> DATA RECORDS:
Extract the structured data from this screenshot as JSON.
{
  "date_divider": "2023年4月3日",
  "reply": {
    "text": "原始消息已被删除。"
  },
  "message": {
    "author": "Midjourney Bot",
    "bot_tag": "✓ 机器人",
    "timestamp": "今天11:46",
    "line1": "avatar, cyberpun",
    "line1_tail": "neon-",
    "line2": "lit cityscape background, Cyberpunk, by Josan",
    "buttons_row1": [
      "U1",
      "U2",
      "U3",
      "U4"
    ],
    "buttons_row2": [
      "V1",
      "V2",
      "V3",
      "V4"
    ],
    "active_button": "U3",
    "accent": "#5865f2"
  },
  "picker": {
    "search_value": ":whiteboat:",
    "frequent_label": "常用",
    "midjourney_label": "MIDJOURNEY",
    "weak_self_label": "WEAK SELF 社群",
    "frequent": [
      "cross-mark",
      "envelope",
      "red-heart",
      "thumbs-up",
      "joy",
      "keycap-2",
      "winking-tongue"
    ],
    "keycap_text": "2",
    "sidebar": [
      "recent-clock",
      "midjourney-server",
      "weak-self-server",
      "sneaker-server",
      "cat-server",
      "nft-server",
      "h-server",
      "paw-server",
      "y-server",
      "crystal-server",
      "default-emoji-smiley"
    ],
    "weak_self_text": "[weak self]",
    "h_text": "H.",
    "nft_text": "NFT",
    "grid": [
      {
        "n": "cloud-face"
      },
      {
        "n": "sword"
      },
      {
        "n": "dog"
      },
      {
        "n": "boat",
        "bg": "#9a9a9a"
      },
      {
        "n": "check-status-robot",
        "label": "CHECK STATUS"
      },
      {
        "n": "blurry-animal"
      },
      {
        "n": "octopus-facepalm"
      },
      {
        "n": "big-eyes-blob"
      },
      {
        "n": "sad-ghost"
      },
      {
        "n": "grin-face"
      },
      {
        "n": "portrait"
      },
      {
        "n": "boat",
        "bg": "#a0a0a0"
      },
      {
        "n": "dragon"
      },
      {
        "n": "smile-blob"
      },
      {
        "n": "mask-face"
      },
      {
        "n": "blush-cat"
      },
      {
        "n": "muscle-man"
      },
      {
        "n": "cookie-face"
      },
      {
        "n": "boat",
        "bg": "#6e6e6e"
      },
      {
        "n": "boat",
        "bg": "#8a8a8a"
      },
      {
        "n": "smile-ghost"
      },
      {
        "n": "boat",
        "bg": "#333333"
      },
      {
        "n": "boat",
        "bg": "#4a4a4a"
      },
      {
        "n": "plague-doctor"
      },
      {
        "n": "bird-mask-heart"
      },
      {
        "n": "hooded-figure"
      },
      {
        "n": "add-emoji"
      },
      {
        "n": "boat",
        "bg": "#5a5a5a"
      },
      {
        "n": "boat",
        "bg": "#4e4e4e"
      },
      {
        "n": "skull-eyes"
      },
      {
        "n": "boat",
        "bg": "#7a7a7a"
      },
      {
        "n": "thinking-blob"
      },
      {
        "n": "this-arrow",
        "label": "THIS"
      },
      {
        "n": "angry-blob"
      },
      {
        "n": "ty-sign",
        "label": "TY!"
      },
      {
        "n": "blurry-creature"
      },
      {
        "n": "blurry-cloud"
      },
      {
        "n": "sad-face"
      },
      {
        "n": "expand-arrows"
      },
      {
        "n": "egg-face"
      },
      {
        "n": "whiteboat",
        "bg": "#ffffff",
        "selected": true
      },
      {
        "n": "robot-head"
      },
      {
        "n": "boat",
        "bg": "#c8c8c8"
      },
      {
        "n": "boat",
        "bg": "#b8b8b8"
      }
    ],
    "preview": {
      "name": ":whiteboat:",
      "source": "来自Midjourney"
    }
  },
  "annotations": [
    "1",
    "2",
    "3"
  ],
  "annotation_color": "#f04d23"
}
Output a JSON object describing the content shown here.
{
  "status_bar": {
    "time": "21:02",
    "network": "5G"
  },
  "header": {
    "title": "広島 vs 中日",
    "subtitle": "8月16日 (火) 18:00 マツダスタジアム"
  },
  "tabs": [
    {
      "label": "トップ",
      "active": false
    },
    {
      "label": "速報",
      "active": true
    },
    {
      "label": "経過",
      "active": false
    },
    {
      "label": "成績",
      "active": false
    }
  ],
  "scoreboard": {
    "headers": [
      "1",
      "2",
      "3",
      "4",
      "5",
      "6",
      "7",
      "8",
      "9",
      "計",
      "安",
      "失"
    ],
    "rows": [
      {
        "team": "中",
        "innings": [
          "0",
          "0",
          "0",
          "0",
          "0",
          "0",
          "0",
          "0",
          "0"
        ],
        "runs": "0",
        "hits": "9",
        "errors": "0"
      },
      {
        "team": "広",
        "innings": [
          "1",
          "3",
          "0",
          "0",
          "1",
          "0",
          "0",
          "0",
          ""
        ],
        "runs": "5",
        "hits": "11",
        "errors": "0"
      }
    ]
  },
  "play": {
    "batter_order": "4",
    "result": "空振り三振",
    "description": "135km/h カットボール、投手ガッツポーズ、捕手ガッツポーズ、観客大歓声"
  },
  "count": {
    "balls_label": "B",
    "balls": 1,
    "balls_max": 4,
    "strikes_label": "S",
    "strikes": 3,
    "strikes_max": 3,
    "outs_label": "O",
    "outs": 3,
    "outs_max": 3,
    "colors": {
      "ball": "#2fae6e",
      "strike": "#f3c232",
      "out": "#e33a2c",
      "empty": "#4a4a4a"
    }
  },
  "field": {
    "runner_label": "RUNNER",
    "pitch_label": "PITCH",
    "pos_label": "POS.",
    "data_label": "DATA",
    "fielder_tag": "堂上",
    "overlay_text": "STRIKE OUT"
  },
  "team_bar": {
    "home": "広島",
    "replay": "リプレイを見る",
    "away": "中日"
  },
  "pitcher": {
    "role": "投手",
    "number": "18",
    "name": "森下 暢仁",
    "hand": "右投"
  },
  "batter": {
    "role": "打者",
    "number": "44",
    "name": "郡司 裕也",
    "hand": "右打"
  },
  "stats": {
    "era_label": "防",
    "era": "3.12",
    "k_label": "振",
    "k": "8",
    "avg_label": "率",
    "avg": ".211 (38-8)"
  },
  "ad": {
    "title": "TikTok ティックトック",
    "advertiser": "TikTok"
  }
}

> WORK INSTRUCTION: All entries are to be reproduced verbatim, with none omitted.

> OUTPUT BELOW:
Extract the structured data from this screenshot as JSON.
{
  "date_divider": "2023年4月3日",
  "reply": {
    "text": "原始消息已被删除。"
  },
  "message": {
    "author": "Midjourney Bot",
    "bot_tag": "✓ 机器人",
    "timestamp": "今天11:46",
    "line1": "avatar, cyberpun",
    "line1_tail": "neon-",
    "line2": "lit cityscape background, Cyberpunk, by Josan",
    "buttons_row1": [
      "U1",
      "U2",
      "U3",
      "U4"
    ],
    "buttons_row2": [
      "V1",
      "V2",
      "V3",
      "V4"
    ],
    "active_button": "U3",
    "accent": "#5865f2"
  },
  "picker": {
    "search_value": ":whiteboat:",
    "frequent_label": "常用",
    "midjourney_label": "MIDJOURNEY",
    "weak_self_label": "WEAK SELF 社群",
    "frequent": [
      "cross-mark",
      "envelope",
      "red-heart",
      "thumbs-up",
      "joy",
      "keycap-2",
      "winking-tongue"
    ],
    "keycap_text": "2",
    "sidebar": [
      "recent-clock",
      "midjourney-server",
      "weak-self-server",
      "sneaker-server",
      "cat-server",
      "nft-server",
      "h-server",
      "paw-server",
      "y-server",
      "crystal-server",
      "default-emoji-smiley"
    ],
    "weak_self_text": "[weak self]",
    "h_text": "H.",
    "nft_text": "NFT",
    "grid": [
      {
        "n": "cloud-face"
      },
      {
        "n": "sword"
      },
      {
        "n": "dog"
      },
      {
        "n": "boat",
        "bg": "#9a9a9a"
      },
      {
        "n": "check-status-robot",
        "label": "CHECK STATUS"
      },
      {
        "n": "blurry-animal"
      },
      {
        "n": "octopus-facepalm"
      },
      {
        "n": "big-eyes-blob"
      },
      {
        "n": "sad-ghost"
      },
      {
        "n": "grin-face"
      },
      {
        "n": "portrait"
      },
      {
        "n": "boat",
        "bg": "#a0a0a0"
      },
      {
        "n": "dragon"
      },
      {
        "n": "smile-blob"
      },
      {
        "n": "mask-face"
      },
      {
        "n": "blush-cat"
      },
      {
        "n": "muscle-man"
      },
      {
        "n": "cookie-face"
      },
      {
        "n": "boat",
        "bg": "#6e6e6e"
      },
      {
        "n": "boat",
        "bg": "#8a8a8a"
      },
      {
        "n": "smile-ghost"
      },
      {
        "n": "boat",
        "bg": "#333333"
      },
      {
        "n": "boat",
        "bg": "#4a4a4a"
      },
      {
        "n": "plague-doctor"
      },
      {
        "n": "bird-mask-heart"
      },
      {
        "n": "hooded-figure"
      },
      {
        "n": "add-emoji"
      },
      {
        "n": "boat",
        "bg": "#5a5a5a"
      },
      {
        "n": "boat",
        "bg": "#4e4e4e"
      },
      {
        "n": "skull-eyes"
      },
      {
        "n": "boat",
        "bg": "#7a7a7a"
      },
      {
        "n": "thinking-blob"
      },
      {
        "n": "this-arrow",
        "label": "THIS"
      },
      {
        "n": "angry-blob"
      },
      {
        "n": "ty-sign",
        "label": "TY!"
      },
      {
        "n": "blurry-creature"
      },
      {
        "n": "blurry-cloud"
      },
      {
        "n": "sad-face"
      },
      {
        "n": "expand-arrows"
      },
      {
        "n": "egg-face"
      },
      {
        "n": "whiteboat",
        "bg": "#ffffff",
        "selected": true
      },
      {
        "n": "robot-head"
      },
      {
        "n": "boat",
        "bg": "#c8c8c8"
      },
      {
        "n": "boat",
        "bg": "#b8b8b8"
      }
    ],
    "preview": {
      "name": ":whiteboat:",
      "source": "来自Midjourney"
    }
  },
  "annotations": [
    "1",
    "2",
    "3"
  ],
  "annotation_color": "#f04d23"
}
Output a JSON object describing the content shown here.
{
  "status_bar": {
    "time": "21:02",
    "network": "5G"
  },
  "header": {
    "title": "広島 vs 中日",
    "subtitle": "8月16日 (火) 18:00 マツダスタジアム"
  },
  "tabs": [
    {
      "label": "トップ",
      "active": false
    },
    {
      "label": "速報",
      "active": true
    },
    {
      "label": "経過",
      "active": false
    },
    {
      "label": "成績",
      "active": false
    }
  ],
  "scoreboard": {
    "headers": [
      "1",
      "2",
      "3",
      "4",
      "5",
      "6",
      "7",
      "8",
      "9",
      "計",
      "安",
      "失"
    ],
    "rows": [
      {
        "team": "中",
        "innings": [
          "0",
          "0",
          "0",
          "0",
          "0",
          "0",
          "0",
          "0",
          "0"
        ],
        "runs": "0",
        "hits": "9",
        "errors": "0"
      },
      {
        "team": "広",
        "innings": [
          "1",
          "3",
          "0",
          "0",
          "1",
          "0",
          "0",
          "0",
          ""
        ],
        "runs": "5",
        "hits": "11",
        "errors": "0"
      }
    ]
  },
  "play": {
    "batter_order": "4",
    "result": "空振り三振",
    "description": "135km/h カットボール、投手ガッツポーズ、捕手ガッツポーズ、観客大歓声"
  },
  "count": {
    "balls_label": "B",
    "balls": 1,
    "balls_max": 4,
    "strikes_label": "S",
    "strikes": 3,
    "strikes_max": 3,
    "outs_label": "O",
    "outs": 3,
    "outs_max": 3,
    "colors": {
      "ball": "#2fae6e",
      "strike": "#f3c232",
      "out": "#e33a2c",
      "empty": "#4a4a4a"
    }
  },
  "field": {
    "runner_label": "RUNNER",
    "pitch_label": "PITCH",
    "pos_label": "POS.",
    "data_label": "DATA",
    "fielder_tag": "堂上",
    "overlay_text": "STRIKE OUT"
  },
  "team_bar": {
    "home": "広島",
    "replay": "リプレイを見る",
    "away": "中日"
  },
  "pitcher": {
    "role": "投手",
    "number": "18",
    "name": "森下 暢仁",
    "hand": "右投"
  },
  "batter": {
    "role": "打者",
    "number": "44",
    "name": "郡司 裕也",
    "hand": "右打"
  },
  "stats": {
    "era_label": "防",
    "era": "3.12",
    "k_label": "振",
    "k": "8",
    "avg_label": "率",
    "avg": ".211 (38-8)"
  },
  "ad": {
    "title": "TikTok ティックトック",
    "advertiser": "TikTok"
  }
}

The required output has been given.